Imagine that you’re Bernard Franklin ‘74.
You grew up in New Jersey during the civil rights strife of the 1960s. You were the first person from your family to graduate from high school. You were among 10 to 12 African-American students recruited from the East Coast to attend a small college in Iowa that was trying to increase its diversity.
Would you be nervous? Intimidated? Wondering how you might fit in?
Or would you seize the opportunity, become a campus leader and encourage that college to embrace change?
Franklin chose the second option – and, as the poet Robert Frost once wrote, that has made all the difference.
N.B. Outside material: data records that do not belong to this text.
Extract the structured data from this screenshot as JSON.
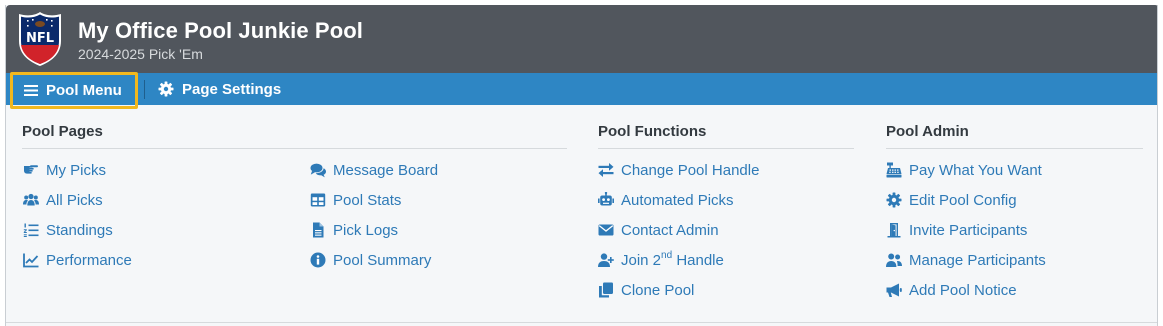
{
  "header": {
    "logo": "nfl-shield-logo",
    "logo_text": "NFL",
    "title": "My Office Pool Junkie Pool",
    "subtitle": "2024-2025 Pick 'Em"
  },
  "navbar": {
    "pool_menu": {
      "label": "Pool Menu",
      "icon": "hamburger-icon"
    },
    "page_settings": {
      "label": "Page Settings",
      "icon": "gear-icon"
    }
  },
  "colors": {
    "header_bg": "#51565d",
    "navbar_bg": "#2e86c4",
    "highlight": "#f2b81e",
    "link": "#2e7ab7"
  },
  "menu": {
    "pool_pages": {
      "heading": "Pool Pages",
      "col1": [
        {
          "label": "My Picks",
          "icon": "pointing-hand-icon"
        },
        {
          "label": "All Picks",
          "icon": "users-icon"
        },
        {
          "label": "Standings",
          "icon": "ordered-list-icon"
        },
        {
          "label": "Performance",
          "icon": "line-chart-icon"
        }
      ],
      "col2": [
        {
          "label": "Message Board",
          "icon": "comments-icon"
        },
        {
          "label": "Pool Stats",
          "icon": "table-icon"
        },
        {
          "label": "Pick Logs",
          "icon": "file-icon"
        },
        {
          "label": "Pool Summary",
          "icon": "info-circle-icon"
        }
      ]
    },
    "pool_functions": {
      "heading": "Pool Functions",
      "items": [
        {
          "label": "Change Pool Handle",
          "icon": "exchange-arrows-icon"
        },
        {
          "label": "Automated Picks",
          "icon": "robot-icon"
        },
        {
          "label": "Contact Admin",
          "icon": "envelope-icon"
        },
        {
          "label": "Join 2",
          "sup": "nd",
          "label_after": " Handle",
          "icon": "user-plus-icon"
        },
        {
          "label": "Clone Pool",
          "icon": "copy-icon"
        }
      ]
    },
    "pool_admin": {
      "heading": "Pool Admin",
      "items": [
        {
          "label": "Pay What You Want",
          "icon": "cash-register-icon"
        },
        {
          "label": "Edit Pool Config",
          "icon": "gear-icon"
        },
        {
          "label": "Invite Participants",
          "icon": "door-open-icon"
        },
        {
          "label": "Manage Participants",
          "icon": "users-icon"
        },
        {
          "label": "Add Pool Notice",
          "icon": "bullhorn-icon"
        }
      ]
    }
  }
}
“My experiences at Simpson were extremely important in terms of developing my leadership skills, and those skills have been my bedrock in terms of my own professional development,” he says.
Franklin currently serves as chief inclusion officer and executive vice president for membership and student athlete affairs for the NCAA. It’s the latest chapter in a career that has been devoted to improving diversity, equality and inclusion.
“You can have diversity within an organization and not have it be an inclusive culture,” he explains. “How do you create this whole notion of diversity in terms of representation? How do you build on that representation to create a more inclusive culture? It’s going beyond the numbers.
“Diversity is what you see, and we remain committed to that. Inclusion is what you feel once you are part of that organization. We have to do a better job on both counts.”
At Simpson, Franklin served as vice president and president of the student body and president of Pi Kappa Delta. He served on the student senate, was elected a student trustee and was appointed to the mayor’s Human Rights Commission.
“The one thing I can say about my Simpson Experience – and it was a rich and empowering experience – is that I know it provided me many types of leadership opportunities as an undergraduate,” he says.
Franklin also served as co-founder of the Iowa-Intercollegiate Black Alliance and chairman of the Organization for Black Unity, a campus group that encouraged the college to recruit and hire black faculty and administrators.
“Having grown up in the ‘60s, I had a very acute sense of issues related to civil rights,” he says. “I was involved in those kinds of activities in high school. It was almost a natural kind of transition for me once I arrived at Simpson to also still be engaged in those kinds of issues.
“Simpson was very fertile ground at that time as an institution that was transitioning through some difficult experiences. But I think the institution was able to blossom and grow because of those situations.”
Before joining the NCAA in 2003, Franklin served as president of Virginia Union University and chief executive officer at Saint Augustine’s College and Livingstone College and Hood Theological Seminary, both in North Carolina.
He also became a member of Simpson’s board of trustees, which provided first-hand insight into how far the college had advanced.
“To come back and see how far the institution had progressed, not only in the diversity of sheer numbers but also its attempt to address some of the more important elements related to culture and culture change, I had to keep appreciation for the change,” he said.
Franklin describes his work these days as “extremely challenging but also very fulfilling. It’s one of those positions where you know you’re making a difference.”
And Simpson, he says, played a big role in that work.
“I was the first in my family to graduate from high school,” Franklin says. “It was almost a predetermined destiny that I was going to have very limited kinds of opportunities, both educationally and career-wise.
“So when I look back on my life and see what I’ve been able to accomplish and the kinds of experiences that I’ve had, I’m extremely proud of that and what I’ve been able to do, based on my own family history. I attribute a lot of that to my experiences at Simpson.”